How Nigeria can ensure sustainability in power sector
•MESL begins expansion of Kainji Hydropower Plant
Chairman, Mainstream Energy Solutions Limited, Sani Bello has said there was need for urgent measures to ensure the sustainability of the country’s power sector.
Speaking at the ground-breaking ceremony for the expansion of Kainji Hydropower Plant – Units 1G3 & 1G4, Bello said the sector must adopt policies that would unlock and guarantee liquidity within the value chain to enable investors as well as financing institutions to make adequate return on investments.
According to him, the sector is capital intensive and as such requires policies that aid commercial viability, sanctity of contracts and timely payments.
Bello added that the sector must aggressively focus on infrastructure rehabilitation and in certain areas complete rebuild.
“We must also adopt new technology, and stakeholders must note that rehabilitation and expansion is a dire necessity with no shortcut across the entire value chain. If this is done, we can guarantee a strengthened infrastructure for another 40 years,” he noted.
Bello said while most of the equipment required for the rehabilitation, installation and continued maintenance in the industry are largely produced abroad, the foreign exchange requirements remained challenging.
Bello said: “Sourcing foreign exchange is very difficult. The volatility of sourcing foreign exchange against a largely Naira-based revenue makes rehabilitation, operations, and maintenance costs very expensive.
“Also, payment of regulatory fees due to government denominated in foreign currency further impacts operators’ finances negatively in a volatile foreign exchange market.”
The chairman said the industry has been faced with huge bottlenecks in obtaining regulatory permits, licenses, and waivers, adding that ease of doing business in the sector must be expedited given the magnitude of the task ahead.

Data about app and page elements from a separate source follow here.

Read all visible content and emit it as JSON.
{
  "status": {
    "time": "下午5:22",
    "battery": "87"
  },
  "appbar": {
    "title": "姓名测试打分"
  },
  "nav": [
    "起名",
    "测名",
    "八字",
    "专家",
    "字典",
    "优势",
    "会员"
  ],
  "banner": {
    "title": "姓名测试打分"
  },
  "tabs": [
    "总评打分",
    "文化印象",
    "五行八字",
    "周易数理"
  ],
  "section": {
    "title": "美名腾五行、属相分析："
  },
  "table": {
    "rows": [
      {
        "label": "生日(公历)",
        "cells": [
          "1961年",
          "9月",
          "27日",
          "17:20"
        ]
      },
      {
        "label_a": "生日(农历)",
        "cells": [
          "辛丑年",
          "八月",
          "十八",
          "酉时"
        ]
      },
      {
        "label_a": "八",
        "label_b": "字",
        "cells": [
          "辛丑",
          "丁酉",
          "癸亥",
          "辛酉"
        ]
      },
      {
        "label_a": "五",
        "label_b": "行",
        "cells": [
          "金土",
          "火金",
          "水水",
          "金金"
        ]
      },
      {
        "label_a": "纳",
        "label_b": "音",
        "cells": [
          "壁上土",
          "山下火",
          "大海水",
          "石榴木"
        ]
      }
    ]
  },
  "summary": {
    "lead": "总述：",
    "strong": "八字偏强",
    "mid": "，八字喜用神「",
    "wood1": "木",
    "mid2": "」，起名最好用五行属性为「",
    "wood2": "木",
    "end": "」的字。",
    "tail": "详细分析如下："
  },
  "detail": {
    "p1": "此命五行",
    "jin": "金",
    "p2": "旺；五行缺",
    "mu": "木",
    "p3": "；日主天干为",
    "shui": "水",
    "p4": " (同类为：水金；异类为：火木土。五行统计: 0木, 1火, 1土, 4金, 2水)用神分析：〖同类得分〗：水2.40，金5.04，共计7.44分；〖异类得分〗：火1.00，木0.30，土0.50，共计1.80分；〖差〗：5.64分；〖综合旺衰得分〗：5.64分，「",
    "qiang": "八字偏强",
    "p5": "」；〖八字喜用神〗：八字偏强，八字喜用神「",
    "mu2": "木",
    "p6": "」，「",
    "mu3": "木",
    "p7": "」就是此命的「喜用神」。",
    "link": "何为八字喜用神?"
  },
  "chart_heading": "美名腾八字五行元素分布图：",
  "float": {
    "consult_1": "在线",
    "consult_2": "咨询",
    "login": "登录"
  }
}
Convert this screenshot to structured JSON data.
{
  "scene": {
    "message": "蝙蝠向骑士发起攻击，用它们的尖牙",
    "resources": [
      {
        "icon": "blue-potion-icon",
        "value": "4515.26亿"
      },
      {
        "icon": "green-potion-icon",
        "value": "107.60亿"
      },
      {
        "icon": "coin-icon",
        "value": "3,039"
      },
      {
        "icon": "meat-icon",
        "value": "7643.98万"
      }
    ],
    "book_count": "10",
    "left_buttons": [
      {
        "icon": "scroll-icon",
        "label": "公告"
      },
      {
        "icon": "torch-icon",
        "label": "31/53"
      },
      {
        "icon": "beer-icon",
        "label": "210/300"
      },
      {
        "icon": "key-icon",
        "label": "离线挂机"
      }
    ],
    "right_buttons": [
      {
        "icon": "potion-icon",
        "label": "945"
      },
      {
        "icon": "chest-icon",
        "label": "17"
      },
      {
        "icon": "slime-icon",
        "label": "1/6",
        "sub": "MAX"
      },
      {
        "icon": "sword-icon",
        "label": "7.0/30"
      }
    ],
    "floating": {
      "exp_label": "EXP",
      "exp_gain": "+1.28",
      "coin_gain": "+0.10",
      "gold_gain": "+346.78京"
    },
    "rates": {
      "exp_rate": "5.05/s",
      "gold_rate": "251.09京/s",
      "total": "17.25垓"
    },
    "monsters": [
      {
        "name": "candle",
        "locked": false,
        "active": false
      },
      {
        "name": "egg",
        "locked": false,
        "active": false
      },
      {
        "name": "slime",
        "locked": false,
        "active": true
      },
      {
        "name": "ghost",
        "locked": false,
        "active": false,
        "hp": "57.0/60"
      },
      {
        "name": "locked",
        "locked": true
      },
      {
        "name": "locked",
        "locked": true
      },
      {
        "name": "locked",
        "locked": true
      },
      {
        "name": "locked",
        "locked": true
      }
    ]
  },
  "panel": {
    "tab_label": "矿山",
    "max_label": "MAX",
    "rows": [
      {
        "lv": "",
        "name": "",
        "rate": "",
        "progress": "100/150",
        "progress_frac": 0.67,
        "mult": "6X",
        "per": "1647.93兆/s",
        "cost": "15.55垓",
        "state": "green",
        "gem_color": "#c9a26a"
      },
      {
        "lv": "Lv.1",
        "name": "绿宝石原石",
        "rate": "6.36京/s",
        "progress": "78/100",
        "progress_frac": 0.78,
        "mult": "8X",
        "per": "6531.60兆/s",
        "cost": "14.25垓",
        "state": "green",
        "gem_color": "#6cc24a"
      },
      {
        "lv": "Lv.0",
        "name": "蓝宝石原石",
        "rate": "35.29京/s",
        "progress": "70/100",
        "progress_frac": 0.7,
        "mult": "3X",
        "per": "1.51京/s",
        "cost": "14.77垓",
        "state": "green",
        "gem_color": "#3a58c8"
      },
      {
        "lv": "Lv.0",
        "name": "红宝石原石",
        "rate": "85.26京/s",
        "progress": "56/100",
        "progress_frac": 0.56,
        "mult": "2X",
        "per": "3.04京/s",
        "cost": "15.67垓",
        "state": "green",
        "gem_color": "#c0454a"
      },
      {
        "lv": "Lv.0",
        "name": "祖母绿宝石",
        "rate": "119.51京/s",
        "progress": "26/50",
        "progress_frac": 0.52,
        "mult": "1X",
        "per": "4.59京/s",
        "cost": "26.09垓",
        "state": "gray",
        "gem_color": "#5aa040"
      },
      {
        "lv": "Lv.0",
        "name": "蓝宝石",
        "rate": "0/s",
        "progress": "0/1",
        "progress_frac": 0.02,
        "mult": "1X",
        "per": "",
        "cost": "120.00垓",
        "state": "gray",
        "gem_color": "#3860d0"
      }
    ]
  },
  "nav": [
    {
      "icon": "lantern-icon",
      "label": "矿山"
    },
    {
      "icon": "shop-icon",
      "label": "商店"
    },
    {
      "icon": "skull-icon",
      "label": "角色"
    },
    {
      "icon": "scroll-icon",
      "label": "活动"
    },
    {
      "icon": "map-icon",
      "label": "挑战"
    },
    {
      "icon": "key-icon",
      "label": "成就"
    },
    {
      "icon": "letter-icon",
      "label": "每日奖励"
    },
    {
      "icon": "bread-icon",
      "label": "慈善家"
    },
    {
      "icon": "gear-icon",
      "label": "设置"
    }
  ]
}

According to him, the power sector is vital to the growth of the economy and development; therefore, the regulators and stakeholders must not waiver in their efforts to remove regulations that will hinder commercial viability.
Managing Director of the company, Lamu Audu said in keeping to its Concession Agreement with the Federal Government, the company has recovered 542MW from Kainji and Jebba hydropower plants, bringing on a total available capacity to 1002MW.
“The company has also signed contracts for the overhaul of Jebba Unit 2G5 (96.4MW). There are ongoing rehabilitation works for Jebba Unit 2G6 (96.4MW) to be delivered in March of 2023, and the rehabilitation of Kainji Unit 1G9 (80MW) to be delivered by December 2023. To complete the Recovery Programme, processes are ongoing for the rehabilitation of Units 1G8 & 1G10 (160MW)”, he added.
According to him, the installation of units 1G3 & 1G4 will add 220MW to the national grid.
He said the project is expected to be completed within 44 months from the commencement date at a cost over $89 million approximately, bringing the firm’s combined total investments in Capacity Recovery & Expansion Programme to over $240 million.
“It is pertinent to note that the completion of this Project is pivotal to our company as it means 10 units would have been installed at Kainji, which brings the total capacity to 980MW, an asset which had no units operating when we took over in 2013 – Dare I say, this is an achievement worthy of a gold medal from the government. The Project has other advantages such as improving the water management during the flood season which has posed a great challenge especially during the very wet years,” Audu said.